*Work to be completed*. Filter the entries for the word "text". Copy each line that has it.

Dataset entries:
═══

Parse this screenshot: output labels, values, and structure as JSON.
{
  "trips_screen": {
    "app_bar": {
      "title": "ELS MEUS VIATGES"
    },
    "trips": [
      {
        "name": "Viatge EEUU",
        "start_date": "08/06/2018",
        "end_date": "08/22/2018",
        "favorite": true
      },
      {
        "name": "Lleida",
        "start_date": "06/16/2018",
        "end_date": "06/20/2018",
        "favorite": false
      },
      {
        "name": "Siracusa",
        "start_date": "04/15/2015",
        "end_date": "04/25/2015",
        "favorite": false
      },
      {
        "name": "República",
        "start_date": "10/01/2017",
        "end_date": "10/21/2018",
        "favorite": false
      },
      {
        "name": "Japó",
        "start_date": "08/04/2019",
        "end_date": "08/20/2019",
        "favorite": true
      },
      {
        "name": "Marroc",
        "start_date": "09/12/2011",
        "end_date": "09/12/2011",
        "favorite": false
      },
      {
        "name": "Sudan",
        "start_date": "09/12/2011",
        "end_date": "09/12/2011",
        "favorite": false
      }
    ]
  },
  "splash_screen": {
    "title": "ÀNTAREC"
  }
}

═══

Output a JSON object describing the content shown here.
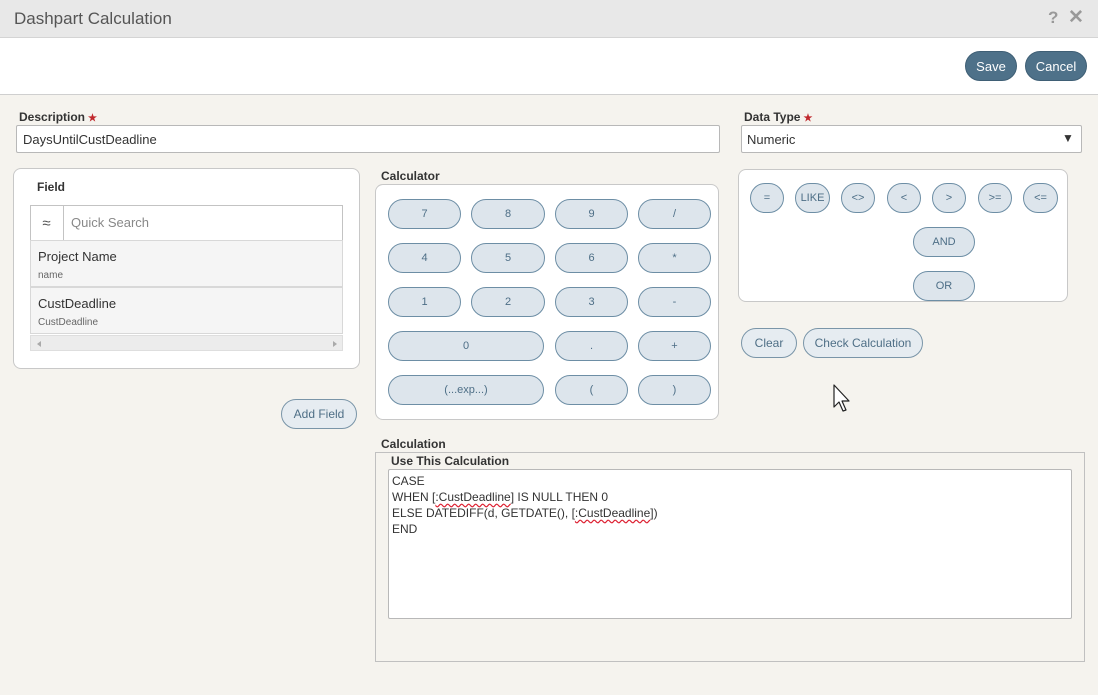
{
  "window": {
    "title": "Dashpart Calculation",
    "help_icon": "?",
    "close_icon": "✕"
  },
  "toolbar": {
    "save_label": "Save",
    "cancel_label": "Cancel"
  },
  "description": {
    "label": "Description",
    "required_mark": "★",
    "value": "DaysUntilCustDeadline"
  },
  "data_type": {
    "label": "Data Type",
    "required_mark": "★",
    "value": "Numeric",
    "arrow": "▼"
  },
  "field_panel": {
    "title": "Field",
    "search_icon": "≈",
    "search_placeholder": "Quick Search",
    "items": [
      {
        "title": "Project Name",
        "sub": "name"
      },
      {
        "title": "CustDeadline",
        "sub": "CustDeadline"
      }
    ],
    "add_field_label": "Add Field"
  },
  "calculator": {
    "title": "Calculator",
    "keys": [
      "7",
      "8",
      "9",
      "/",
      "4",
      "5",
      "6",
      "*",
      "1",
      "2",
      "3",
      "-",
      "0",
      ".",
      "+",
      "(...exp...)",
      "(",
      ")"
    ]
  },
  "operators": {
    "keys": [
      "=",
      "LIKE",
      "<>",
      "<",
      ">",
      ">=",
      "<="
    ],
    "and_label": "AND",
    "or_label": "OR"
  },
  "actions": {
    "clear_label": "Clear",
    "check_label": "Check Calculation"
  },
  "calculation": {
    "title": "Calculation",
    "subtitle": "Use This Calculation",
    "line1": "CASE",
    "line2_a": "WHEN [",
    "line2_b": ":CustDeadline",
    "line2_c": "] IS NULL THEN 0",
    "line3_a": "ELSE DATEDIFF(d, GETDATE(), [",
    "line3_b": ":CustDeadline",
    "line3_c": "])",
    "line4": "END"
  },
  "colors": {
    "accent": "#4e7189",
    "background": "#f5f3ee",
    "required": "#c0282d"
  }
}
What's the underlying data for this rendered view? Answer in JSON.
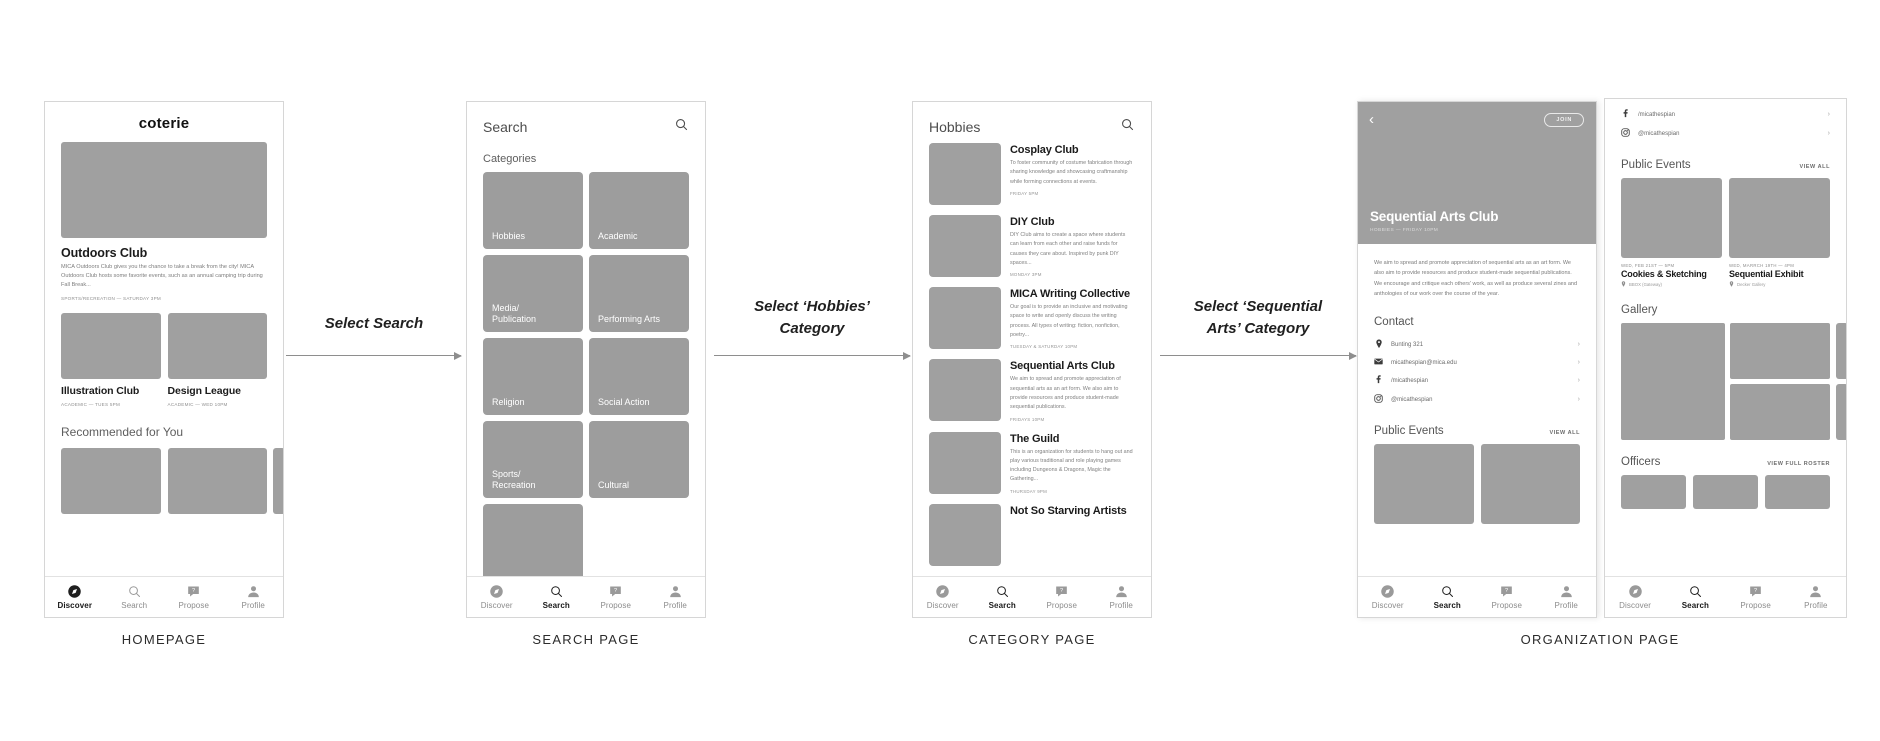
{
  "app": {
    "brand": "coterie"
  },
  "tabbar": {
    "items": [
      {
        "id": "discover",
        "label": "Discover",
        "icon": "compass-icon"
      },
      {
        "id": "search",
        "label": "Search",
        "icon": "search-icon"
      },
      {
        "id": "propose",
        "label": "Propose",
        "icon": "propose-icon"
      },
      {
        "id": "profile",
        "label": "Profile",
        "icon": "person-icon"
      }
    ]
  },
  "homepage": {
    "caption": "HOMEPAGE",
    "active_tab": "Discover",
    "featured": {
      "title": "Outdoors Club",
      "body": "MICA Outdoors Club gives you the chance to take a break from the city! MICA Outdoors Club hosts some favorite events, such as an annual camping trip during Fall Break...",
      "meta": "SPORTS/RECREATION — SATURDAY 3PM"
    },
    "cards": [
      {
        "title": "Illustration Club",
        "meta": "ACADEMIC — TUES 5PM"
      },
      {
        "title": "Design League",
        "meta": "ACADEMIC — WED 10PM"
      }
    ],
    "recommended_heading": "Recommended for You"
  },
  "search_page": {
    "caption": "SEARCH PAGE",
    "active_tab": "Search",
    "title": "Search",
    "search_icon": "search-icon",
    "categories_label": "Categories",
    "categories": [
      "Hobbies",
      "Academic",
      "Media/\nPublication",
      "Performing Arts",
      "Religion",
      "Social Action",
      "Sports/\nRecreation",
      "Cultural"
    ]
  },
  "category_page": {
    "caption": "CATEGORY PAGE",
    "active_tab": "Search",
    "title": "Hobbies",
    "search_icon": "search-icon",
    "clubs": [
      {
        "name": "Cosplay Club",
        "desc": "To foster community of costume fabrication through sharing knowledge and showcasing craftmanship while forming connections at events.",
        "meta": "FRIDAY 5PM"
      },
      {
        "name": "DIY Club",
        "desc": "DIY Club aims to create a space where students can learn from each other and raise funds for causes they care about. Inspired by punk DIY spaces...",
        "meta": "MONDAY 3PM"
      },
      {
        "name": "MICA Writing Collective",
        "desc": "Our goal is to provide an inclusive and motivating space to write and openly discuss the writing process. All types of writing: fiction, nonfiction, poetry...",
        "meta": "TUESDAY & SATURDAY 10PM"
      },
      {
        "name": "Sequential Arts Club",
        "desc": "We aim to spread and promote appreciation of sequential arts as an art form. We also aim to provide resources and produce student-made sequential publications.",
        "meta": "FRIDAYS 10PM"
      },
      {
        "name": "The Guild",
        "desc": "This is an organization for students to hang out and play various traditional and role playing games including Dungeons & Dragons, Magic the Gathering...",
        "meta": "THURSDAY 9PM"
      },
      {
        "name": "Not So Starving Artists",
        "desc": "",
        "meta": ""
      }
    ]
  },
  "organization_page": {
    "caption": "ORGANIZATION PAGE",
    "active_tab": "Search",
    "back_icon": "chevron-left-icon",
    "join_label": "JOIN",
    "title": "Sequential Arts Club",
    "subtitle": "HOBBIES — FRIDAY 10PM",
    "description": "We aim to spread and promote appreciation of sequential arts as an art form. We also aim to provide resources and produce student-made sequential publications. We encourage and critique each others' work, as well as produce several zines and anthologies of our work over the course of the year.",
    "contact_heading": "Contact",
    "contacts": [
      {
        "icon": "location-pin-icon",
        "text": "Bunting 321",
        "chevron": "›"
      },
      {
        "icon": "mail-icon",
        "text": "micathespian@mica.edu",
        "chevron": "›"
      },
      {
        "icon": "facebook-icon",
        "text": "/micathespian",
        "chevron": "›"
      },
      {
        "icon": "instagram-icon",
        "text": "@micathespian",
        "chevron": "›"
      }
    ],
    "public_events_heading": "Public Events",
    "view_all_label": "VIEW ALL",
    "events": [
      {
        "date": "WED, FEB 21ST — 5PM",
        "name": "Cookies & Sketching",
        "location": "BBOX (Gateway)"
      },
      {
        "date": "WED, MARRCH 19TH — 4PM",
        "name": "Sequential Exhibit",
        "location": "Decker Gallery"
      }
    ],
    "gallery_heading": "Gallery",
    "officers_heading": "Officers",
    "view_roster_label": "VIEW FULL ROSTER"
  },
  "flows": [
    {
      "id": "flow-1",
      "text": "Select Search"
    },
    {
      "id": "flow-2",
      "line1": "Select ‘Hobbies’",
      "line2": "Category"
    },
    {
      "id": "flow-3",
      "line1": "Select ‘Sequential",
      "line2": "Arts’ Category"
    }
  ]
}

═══

*Output*.
        "text": "Bunting 321",
        "text": "micathespian@mica.edu",
        "text": "/micathespian",
        "text": "@micathespian",
      "text": "Select Search"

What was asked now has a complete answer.